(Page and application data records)

****

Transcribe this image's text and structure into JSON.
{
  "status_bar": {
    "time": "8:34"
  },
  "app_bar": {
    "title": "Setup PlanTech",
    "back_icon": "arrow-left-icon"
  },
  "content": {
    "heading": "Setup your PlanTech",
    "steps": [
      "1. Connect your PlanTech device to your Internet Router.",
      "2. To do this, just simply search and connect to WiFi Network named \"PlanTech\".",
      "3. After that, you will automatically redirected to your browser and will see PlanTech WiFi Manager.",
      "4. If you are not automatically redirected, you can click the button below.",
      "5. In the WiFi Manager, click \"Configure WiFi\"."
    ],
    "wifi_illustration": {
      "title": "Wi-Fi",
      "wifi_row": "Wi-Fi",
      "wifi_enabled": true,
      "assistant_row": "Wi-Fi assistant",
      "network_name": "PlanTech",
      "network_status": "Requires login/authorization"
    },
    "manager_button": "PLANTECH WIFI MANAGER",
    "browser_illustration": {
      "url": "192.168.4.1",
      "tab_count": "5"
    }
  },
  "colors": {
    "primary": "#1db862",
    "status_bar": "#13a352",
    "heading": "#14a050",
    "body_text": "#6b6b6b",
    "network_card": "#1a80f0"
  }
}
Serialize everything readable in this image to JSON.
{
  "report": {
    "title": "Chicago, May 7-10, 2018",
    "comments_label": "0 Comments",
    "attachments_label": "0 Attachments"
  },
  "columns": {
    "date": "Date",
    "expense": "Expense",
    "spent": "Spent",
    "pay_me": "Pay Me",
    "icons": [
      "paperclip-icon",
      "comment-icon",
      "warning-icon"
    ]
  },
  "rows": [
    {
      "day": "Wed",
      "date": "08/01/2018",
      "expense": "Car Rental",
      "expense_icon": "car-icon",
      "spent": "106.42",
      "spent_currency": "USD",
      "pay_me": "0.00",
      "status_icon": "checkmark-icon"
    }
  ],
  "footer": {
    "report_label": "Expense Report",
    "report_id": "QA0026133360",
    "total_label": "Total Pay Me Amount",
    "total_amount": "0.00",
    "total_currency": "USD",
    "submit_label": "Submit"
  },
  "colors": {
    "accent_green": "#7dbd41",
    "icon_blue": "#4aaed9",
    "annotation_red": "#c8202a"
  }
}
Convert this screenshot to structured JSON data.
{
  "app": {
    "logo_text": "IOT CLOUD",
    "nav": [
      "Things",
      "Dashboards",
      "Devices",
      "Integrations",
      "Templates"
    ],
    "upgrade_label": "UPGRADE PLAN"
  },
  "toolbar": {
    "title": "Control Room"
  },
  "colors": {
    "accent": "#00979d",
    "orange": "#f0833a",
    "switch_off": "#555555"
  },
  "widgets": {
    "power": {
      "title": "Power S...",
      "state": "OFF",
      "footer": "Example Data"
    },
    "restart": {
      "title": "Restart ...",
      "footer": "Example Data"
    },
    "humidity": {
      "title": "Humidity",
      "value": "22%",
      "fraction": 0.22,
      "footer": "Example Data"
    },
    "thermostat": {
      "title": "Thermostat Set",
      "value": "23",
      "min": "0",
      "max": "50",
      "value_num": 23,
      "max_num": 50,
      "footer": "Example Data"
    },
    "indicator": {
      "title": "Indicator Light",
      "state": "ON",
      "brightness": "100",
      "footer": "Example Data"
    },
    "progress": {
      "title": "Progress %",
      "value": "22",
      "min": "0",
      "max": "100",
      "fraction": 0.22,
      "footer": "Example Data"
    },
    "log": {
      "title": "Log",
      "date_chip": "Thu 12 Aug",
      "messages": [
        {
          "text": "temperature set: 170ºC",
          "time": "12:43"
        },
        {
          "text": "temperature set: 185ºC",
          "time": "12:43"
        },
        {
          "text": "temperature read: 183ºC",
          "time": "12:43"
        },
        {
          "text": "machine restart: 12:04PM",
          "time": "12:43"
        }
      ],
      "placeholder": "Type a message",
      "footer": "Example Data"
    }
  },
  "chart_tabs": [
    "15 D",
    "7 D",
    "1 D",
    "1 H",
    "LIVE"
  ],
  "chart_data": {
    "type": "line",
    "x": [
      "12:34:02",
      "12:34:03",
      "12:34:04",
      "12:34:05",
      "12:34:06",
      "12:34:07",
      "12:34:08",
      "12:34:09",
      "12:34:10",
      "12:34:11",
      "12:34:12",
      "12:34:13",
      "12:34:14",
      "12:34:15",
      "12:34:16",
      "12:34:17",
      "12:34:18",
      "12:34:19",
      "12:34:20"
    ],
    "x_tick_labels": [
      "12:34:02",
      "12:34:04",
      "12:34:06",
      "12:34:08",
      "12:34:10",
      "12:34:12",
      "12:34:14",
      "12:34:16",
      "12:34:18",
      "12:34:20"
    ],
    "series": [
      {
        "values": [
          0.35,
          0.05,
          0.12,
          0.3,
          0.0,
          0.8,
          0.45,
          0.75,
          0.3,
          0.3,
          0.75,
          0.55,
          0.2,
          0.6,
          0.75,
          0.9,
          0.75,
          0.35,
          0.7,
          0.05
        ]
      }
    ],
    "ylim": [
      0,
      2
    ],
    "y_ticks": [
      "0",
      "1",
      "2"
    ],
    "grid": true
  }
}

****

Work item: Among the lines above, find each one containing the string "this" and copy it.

Worked solution:
Transcribe this image's text and structure into JSON.
      "2. To do this, just simply search and connect to WiFi Network named \"PlanTech\".",
Serialize everything readable in this image to JSON.
Convert this screenshot to structured JSON data.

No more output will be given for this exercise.